[Data records for software interfaces]

▶

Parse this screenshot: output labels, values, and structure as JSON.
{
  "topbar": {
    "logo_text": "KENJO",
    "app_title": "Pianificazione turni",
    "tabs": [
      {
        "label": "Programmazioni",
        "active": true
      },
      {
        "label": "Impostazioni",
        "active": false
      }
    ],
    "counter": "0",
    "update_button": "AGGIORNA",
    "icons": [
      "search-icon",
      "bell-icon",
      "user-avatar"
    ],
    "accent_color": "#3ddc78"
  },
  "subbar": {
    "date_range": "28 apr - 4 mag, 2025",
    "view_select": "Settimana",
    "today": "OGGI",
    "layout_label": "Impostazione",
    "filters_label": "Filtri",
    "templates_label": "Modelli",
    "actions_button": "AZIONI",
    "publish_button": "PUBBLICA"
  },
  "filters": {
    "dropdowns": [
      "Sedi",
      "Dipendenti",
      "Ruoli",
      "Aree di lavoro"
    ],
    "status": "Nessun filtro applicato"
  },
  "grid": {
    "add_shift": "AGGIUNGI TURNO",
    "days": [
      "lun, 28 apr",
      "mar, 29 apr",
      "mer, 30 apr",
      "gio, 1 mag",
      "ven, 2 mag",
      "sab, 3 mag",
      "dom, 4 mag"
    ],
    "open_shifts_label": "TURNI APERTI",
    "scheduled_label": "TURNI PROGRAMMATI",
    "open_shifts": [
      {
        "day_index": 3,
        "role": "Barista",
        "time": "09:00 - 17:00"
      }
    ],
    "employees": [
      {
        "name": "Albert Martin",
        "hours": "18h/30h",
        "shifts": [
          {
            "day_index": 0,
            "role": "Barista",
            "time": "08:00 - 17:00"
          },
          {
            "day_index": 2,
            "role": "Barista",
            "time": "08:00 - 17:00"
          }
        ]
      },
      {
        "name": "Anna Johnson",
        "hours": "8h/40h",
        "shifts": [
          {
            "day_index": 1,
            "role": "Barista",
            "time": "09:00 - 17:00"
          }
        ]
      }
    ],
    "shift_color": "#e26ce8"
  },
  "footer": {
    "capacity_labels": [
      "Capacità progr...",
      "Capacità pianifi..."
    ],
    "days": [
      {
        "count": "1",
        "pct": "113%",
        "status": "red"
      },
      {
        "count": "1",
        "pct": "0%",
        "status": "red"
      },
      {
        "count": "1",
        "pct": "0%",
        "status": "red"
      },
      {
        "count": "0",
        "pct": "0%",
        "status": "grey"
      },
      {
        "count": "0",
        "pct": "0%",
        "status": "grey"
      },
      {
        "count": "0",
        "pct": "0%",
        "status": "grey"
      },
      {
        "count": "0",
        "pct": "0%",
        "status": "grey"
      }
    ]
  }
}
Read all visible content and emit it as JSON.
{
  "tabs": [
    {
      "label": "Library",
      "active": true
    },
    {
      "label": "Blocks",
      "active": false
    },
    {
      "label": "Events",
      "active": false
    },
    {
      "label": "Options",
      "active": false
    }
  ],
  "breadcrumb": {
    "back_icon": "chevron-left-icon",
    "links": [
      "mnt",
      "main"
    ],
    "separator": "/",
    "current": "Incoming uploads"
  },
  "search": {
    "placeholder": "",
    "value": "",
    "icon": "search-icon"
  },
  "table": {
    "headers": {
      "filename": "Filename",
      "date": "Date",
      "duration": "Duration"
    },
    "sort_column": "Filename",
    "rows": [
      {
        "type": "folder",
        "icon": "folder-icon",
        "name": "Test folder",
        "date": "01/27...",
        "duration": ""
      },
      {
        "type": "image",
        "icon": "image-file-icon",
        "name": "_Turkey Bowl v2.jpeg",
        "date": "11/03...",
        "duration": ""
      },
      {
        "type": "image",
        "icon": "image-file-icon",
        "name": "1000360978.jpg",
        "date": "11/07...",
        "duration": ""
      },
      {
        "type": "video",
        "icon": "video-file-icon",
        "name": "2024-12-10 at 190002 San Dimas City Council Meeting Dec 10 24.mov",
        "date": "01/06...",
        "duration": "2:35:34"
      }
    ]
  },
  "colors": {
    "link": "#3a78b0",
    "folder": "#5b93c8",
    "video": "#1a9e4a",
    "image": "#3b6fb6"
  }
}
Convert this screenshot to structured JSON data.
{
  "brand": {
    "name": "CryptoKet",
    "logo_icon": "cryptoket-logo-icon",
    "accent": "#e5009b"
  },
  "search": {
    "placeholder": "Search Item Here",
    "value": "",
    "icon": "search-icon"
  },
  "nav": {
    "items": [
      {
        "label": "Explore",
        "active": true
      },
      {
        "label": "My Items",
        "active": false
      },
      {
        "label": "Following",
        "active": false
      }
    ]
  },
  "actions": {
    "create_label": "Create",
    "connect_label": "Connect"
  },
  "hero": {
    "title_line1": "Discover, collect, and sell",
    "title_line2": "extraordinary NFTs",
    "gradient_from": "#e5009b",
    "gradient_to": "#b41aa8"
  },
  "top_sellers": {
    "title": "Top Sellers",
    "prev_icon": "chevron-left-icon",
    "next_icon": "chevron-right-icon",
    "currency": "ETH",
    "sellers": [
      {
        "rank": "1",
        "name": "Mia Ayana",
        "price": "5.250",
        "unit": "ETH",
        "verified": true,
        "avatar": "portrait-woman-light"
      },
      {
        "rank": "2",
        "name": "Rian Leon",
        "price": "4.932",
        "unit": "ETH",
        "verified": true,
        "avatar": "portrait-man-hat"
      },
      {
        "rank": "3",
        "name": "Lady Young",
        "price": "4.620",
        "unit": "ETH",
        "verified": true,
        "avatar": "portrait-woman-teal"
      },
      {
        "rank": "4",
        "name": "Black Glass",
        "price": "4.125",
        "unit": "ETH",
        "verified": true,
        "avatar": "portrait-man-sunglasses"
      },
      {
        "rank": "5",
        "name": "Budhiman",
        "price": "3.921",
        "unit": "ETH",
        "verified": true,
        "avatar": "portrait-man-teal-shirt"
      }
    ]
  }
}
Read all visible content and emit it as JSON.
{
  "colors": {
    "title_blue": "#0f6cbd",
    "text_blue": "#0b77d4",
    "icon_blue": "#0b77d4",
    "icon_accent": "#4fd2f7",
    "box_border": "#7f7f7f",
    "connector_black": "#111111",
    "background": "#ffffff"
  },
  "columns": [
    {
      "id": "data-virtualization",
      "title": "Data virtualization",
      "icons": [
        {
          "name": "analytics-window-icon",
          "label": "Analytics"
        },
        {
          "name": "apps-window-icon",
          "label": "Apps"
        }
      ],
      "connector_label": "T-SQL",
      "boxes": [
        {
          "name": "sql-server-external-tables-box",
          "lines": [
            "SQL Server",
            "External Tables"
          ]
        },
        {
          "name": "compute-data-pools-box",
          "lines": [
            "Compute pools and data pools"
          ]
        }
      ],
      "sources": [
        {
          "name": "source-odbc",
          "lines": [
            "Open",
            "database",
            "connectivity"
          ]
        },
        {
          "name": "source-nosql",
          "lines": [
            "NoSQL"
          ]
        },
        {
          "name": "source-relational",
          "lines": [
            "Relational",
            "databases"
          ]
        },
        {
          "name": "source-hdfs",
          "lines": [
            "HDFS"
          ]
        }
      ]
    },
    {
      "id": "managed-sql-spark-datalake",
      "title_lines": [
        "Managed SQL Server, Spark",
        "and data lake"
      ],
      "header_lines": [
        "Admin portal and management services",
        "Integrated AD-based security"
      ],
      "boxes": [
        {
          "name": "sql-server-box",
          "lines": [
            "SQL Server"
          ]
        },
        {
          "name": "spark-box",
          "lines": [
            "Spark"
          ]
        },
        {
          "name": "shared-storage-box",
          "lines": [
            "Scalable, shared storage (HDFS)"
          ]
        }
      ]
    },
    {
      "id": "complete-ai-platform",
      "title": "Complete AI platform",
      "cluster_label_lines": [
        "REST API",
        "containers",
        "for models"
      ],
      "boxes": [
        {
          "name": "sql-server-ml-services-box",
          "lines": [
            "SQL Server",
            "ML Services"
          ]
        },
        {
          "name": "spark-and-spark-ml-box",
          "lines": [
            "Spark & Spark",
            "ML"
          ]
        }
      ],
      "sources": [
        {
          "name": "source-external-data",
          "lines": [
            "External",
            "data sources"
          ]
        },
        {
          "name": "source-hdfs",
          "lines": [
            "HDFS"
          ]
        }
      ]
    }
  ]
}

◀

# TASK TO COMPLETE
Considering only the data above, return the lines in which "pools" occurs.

# SOLVED PROBLEM
          "name": "compute-data-pools-box",
            "Compute pools and data pools"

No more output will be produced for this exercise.